* _Exercise brief_
Pick each line containing "class" out of the records.

* _Provided records_
□ □ □ □ □

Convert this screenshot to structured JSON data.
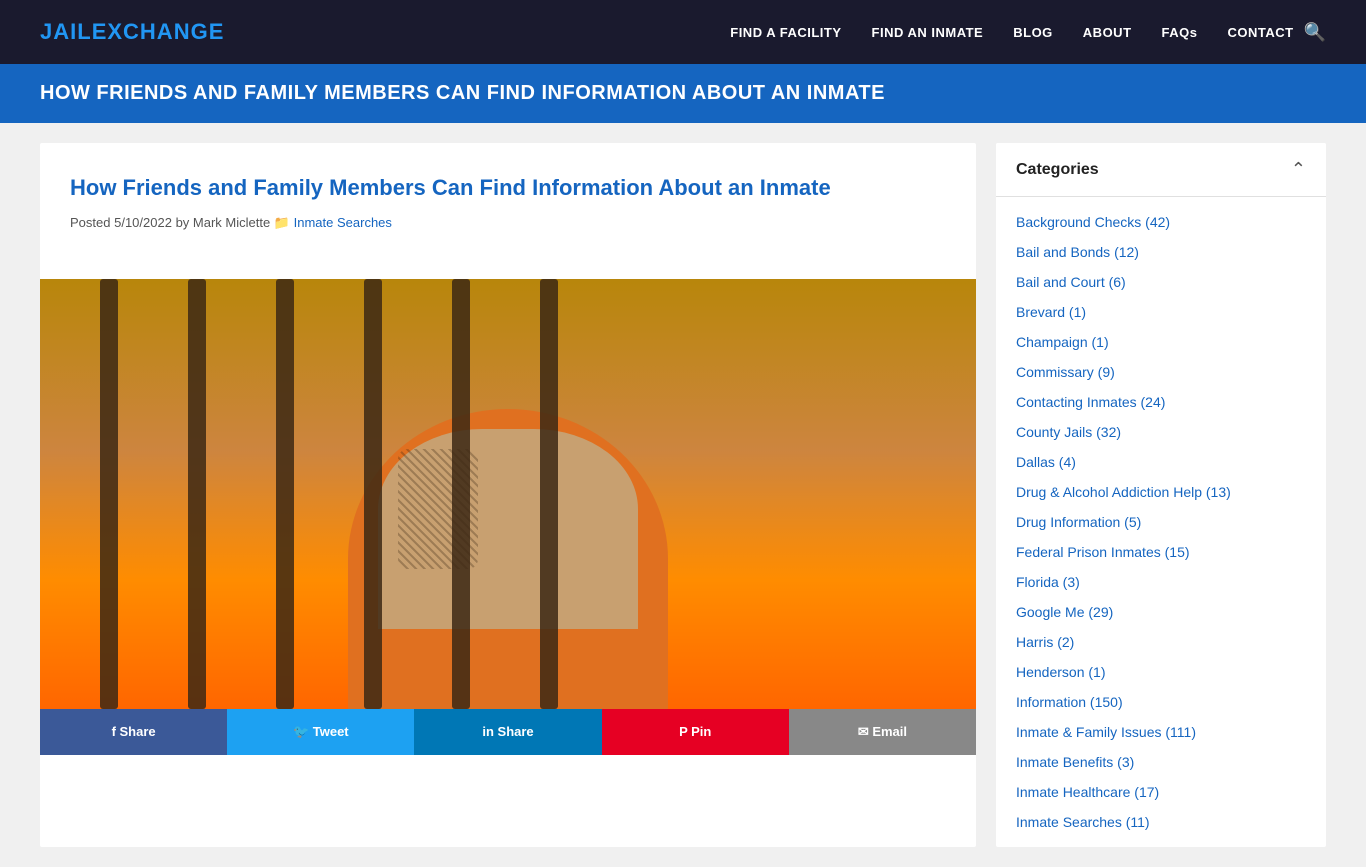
{
  "logo": {
    "part1": "JAIL",
    "part2": "EXCHANGE"
  },
  "nav": {
    "links": [
      {
        "id": "find-facility",
        "label": "FIND A FACILITY"
      },
      {
        "id": "find-inmate",
        "label": "FIND AN INMATE"
      },
      {
        "id": "blog",
        "label": "BLOG"
      },
      {
        "id": "about",
        "label": "ABOUT"
      },
      {
        "id": "faqs",
        "label": "FAQs"
      },
      {
        "id": "contact",
        "label": "CONTACT"
      }
    ]
  },
  "page_banner": {
    "title": "HOW FRIENDS AND FAMILY MEMBERS CAN FIND INFORMATION ABOUT AN INMATE"
  },
  "article": {
    "title": "How Friends and Family Members Can Find Information About an Inmate",
    "meta_posted": "Posted",
    "meta_date": "5/10/2022",
    "meta_by": "by Mark Miclette",
    "meta_category_link": "Inmate Searches"
  },
  "social": {
    "buttons": [
      {
        "id": "facebook",
        "label": "f Share",
        "class": "facebook"
      },
      {
        "id": "twitter",
        "label": "🐦 Tweet",
        "class": "twitter"
      },
      {
        "id": "linkedin",
        "label": "in Share",
        "class": "linkedin"
      },
      {
        "id": "pinterest",
        "label": "P Pin",
        "class": "pinterest"
      },
      {
        "id": "email",
        "label": "✉ Email",
        "class": "email"
      }
    ]
  },
  "sidebar": {
    "categories_title": "Categories",
    "categories": [
      {
        "label": "Background Checks (42)"
      },
      {
        "label": "Bail and Bonds (12)"
      },
      {
        "label": "Bail and Court (6)"
      },
      {
        "label": "Brevard (1)"
      },
      {
        "label": "Champaign (1)"
      },
      {
        "label": "Commissary (9)"
      },
      {
        "label": "Contacting Inmates (24)"
      },
      {
        "label": "County Jails (32)"
      },
      {
        "label": "Dallas (4)"
      },
      {
        "label": "Drug & Alcohol Addiction Help (13)"
      },
      {
        "label": "Drug Information (5)"
      },
      {
        "label": "Federal Prison Inmates (15)"
      },
      {
        "label": "Florida (3)"
      },
      {
        "label": "Google Me (29)"
      },
      {
        "label": "Harris (2)"
      },
      {
        "label": "Henderson (1)"
      },
      {
        "label": "Information (150)"
      },
      {
        "label": "Inmate & Family Issues (111)"
      },
      {
        "label": "Inmate Benefits (3)"
      },
      {
        "label": "Inmate Healthcare (17)"
      },
      {
        "label": "Inmate Searches (11)"
      }
    ]
  }
}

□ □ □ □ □

* _Problem solution_
        "class": "facebook"
        "class": "twitter"
        "class": "linkedin"
        "class": "pinterest"
        "class": "email"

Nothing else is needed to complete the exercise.